Ichiro retiring

Following the conclusion of the Opening Series in Japan, Ichiro will announce his retirement.

Ichiro+says+goodbye+to+fans+in+Japan+at+the+Tokyo+Dome+on+March+21%2C+2019+believed+to+be+his+final+game.
Back to Article
Back to Article

Ichiro retiring

Ichiro says goodbye to fans in Japan at the Tokyo Dome on March 21, 2019 believed to be his final game.

Ichiro says goodbye to fans in Japan at the Tokyo Dome on March 21, 2019 believed to be his final game.

Ichiro says goodbye to fans in Japan at the Tokyo Dome on March 21, 2019 believed to be his final game.

Ichiro says goodbye to fans in Japan at the Tokyo Dome on March 21, 2019 believed to be his final game.

Cory Fakterowitz, Staff Writer

Hang on for a minute...we're trying to find some more stories you might like.


Email This Story






After 28 years of professional baseball split between Japan and the MLB, legendary Japanese born Ichiro Suzuki, better known as just “Ichiro,” as he is the only the second player to ever wear just his first name on the back of his jersey rather than the typical last name, is announcing his retirement. This helped his name catch on especially his Japanese fans who absolutely love Ichiro as he is considered essentially a god in Japan. While in Japan, Ichiro amassed 1,278 hits in the Nippon Professional Baseball League in Japan for the Orix BlueWave and 3089 hits in the MLB for the Seattle Mariners mainly but also played three years in both New York for the Yankees and for the Miami Marlins. When you combine those hits, he has a total of 4,367 hits, which surpasses Pete Rose, who is often called the hit king with 4,256. However, Rose’s are all in the MLB. So while Ichiro isn’t the MLB hit king, he is sometimes referred to as the actual hit king and often raises the debate as to if Ichiro came to play in the MLB earlier, would he have passed Rose. Ichiro did not play in the MLB until age 27, meaning that Ichiro could easily had played another 6-8 years in the MLB and he was past his prime when he came over. In that 2001 season, Ichiro set a rookie record 242 hits while winning a Gold Glove and hitting 3.50 with 56 stolen bases. He was the first rookie to lead those two categories since Jackie Robinson had done so in 1949. Not only does he own the rookie record for hits, but he also set the record for the most of all time in one season with 262 in 2004.
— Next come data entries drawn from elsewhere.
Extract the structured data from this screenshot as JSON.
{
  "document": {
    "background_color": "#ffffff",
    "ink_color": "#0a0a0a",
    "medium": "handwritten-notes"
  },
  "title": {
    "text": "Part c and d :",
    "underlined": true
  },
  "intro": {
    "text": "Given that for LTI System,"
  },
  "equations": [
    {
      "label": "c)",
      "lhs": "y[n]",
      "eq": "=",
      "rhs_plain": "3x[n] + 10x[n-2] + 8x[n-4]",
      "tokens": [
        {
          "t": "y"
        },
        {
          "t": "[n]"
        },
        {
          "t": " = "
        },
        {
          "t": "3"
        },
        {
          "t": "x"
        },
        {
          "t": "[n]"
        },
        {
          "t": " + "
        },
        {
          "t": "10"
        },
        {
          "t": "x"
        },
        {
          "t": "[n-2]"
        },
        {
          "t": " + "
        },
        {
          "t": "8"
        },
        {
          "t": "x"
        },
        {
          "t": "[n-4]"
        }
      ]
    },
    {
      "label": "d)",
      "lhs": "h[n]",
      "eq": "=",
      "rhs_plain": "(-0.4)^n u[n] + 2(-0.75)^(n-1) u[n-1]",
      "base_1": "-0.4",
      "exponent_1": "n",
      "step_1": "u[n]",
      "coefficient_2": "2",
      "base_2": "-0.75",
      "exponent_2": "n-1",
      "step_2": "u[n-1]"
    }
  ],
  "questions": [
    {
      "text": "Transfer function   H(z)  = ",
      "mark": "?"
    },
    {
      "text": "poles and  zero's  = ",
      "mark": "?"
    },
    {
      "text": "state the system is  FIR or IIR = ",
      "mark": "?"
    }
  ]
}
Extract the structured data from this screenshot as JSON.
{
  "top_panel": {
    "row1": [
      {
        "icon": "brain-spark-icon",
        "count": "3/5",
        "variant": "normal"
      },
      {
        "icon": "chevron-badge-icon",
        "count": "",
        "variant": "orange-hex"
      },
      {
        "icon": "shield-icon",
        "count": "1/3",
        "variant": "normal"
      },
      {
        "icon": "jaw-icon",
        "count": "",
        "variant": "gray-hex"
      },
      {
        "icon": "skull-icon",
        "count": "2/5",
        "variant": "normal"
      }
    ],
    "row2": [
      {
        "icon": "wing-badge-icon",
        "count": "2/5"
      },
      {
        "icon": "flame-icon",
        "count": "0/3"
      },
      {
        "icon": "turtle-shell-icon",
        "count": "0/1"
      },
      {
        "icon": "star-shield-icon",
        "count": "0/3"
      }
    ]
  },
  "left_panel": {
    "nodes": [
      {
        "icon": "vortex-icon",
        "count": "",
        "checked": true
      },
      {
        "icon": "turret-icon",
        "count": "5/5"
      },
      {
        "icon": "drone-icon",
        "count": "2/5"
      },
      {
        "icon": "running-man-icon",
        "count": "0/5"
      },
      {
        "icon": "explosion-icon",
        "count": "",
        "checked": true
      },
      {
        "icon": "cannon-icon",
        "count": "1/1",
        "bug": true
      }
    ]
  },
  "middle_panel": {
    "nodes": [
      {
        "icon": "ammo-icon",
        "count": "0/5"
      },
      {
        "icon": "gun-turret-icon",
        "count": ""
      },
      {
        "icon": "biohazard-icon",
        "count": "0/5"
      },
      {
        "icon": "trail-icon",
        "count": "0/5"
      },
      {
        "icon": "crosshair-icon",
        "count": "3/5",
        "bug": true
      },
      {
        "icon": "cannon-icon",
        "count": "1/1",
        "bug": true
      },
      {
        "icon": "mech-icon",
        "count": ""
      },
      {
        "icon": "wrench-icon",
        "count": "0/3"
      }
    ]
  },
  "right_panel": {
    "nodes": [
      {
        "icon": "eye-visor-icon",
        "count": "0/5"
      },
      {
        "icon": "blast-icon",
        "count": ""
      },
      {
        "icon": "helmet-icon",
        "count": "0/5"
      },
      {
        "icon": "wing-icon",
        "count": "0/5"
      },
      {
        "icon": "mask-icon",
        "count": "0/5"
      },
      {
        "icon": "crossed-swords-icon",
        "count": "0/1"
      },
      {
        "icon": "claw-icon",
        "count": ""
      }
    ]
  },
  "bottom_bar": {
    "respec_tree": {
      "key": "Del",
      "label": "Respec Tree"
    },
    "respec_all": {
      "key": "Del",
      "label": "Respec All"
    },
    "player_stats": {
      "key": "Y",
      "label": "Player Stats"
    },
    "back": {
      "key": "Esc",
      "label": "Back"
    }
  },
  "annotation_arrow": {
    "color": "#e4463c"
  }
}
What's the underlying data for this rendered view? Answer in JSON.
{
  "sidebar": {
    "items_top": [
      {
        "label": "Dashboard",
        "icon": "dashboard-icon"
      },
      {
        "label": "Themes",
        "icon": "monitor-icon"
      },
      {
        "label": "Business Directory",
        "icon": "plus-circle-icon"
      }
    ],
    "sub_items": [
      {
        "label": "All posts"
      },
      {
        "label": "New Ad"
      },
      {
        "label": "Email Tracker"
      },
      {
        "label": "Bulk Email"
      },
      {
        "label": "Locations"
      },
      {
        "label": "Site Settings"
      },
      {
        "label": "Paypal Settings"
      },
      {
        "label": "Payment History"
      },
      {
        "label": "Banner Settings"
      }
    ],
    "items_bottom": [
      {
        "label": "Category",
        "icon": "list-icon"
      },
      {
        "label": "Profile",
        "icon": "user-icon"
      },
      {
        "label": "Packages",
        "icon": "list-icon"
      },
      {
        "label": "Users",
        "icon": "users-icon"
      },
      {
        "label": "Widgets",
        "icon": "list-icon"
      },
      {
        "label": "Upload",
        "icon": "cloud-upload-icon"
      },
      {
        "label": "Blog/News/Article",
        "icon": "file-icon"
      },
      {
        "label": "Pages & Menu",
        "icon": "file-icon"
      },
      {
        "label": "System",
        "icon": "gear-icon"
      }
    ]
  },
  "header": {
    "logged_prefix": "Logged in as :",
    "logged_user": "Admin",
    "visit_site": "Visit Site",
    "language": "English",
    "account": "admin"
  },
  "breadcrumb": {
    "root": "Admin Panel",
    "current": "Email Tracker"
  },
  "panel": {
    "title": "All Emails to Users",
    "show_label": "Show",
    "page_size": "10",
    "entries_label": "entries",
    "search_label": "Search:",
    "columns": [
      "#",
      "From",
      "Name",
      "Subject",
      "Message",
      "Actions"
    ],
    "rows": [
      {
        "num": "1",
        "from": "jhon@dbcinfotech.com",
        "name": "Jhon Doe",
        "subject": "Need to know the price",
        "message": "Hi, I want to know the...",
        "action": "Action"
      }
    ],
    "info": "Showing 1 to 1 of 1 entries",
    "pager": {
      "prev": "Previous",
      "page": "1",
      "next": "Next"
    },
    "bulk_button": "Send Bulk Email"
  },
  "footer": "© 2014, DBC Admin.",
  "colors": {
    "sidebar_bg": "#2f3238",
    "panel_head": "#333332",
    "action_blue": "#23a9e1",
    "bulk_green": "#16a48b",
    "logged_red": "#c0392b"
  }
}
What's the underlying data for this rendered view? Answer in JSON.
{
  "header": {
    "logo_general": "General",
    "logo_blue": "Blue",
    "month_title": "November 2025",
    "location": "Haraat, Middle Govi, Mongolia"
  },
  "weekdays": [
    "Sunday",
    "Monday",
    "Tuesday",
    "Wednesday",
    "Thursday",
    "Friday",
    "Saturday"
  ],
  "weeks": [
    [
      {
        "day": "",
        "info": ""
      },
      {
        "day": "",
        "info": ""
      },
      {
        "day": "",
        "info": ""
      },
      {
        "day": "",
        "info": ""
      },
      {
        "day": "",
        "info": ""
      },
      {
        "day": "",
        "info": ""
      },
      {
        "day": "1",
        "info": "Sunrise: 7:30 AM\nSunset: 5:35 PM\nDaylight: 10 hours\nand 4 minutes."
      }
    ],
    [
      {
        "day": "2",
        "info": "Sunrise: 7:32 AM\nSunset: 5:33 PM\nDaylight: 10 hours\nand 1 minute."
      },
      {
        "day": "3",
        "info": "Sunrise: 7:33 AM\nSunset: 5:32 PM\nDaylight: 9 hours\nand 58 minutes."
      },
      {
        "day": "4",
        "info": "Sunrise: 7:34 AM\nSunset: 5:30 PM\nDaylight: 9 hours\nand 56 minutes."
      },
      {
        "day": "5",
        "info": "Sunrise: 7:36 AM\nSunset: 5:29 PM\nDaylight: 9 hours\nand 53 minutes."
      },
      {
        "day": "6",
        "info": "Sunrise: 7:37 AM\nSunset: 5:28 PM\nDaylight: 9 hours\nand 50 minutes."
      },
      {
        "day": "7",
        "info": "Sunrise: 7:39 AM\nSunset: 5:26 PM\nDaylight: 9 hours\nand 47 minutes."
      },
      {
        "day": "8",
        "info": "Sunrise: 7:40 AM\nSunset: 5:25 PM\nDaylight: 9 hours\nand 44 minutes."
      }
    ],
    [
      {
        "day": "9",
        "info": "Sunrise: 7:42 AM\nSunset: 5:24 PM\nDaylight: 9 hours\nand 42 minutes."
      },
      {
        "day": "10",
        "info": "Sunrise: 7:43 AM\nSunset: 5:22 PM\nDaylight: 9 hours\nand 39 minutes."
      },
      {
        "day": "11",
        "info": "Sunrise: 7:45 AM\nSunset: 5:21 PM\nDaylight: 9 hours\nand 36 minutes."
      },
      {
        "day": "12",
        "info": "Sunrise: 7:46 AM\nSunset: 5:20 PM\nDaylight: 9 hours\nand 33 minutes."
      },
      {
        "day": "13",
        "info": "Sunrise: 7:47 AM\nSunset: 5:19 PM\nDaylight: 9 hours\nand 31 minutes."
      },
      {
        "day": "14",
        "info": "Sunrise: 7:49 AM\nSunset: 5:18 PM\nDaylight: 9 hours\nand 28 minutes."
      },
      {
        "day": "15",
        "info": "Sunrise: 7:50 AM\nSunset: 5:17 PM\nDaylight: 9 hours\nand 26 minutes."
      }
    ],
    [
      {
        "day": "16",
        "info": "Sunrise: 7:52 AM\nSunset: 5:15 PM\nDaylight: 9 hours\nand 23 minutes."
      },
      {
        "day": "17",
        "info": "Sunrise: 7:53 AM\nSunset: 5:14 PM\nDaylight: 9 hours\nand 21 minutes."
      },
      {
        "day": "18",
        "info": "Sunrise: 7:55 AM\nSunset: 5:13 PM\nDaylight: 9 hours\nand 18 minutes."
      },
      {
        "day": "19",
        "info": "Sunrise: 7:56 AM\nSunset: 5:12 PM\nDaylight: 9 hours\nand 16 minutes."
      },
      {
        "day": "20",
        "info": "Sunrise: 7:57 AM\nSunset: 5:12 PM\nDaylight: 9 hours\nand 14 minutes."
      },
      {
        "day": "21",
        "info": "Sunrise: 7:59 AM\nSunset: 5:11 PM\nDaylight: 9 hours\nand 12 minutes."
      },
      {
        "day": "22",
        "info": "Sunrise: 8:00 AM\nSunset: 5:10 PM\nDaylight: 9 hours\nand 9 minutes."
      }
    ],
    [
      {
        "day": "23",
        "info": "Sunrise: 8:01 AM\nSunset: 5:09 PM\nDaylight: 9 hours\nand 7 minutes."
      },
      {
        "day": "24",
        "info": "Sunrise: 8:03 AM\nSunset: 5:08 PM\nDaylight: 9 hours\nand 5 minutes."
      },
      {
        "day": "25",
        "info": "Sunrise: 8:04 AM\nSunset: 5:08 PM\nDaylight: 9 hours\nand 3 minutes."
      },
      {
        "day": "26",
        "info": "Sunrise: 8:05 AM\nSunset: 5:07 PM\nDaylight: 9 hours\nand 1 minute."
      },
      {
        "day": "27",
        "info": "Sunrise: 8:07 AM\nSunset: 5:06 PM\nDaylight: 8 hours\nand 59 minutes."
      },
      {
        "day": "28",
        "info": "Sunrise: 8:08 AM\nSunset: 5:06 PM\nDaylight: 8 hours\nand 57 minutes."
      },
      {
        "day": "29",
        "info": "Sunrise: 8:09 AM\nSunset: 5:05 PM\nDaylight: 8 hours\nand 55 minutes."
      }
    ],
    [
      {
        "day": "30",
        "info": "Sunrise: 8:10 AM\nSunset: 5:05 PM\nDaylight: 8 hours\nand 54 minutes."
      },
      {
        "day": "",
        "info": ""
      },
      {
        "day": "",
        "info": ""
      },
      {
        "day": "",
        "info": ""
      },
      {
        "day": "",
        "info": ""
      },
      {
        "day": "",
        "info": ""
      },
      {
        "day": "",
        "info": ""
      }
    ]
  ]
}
Ichiro will finish his career with 10 MLB AllSstar appearances, an MVP award (2001) , Rookie of the Year (2001), 10 Gold Gloves. As for NPB stats he was a 7-time all-star, 7 Gold Gloves, and 3-time MVP. All in all, Ichiro will go down as one of the best to ever play the game in the entire world and played a major role in opening the door for future Japanese players such as Yankees legend Hideki Matsui, as well many others who followed in his footsteps. Ichiro will always be a loved icon by both Japanese and American players and the game won’t be the same without him.

Print Friendly, PDF & Email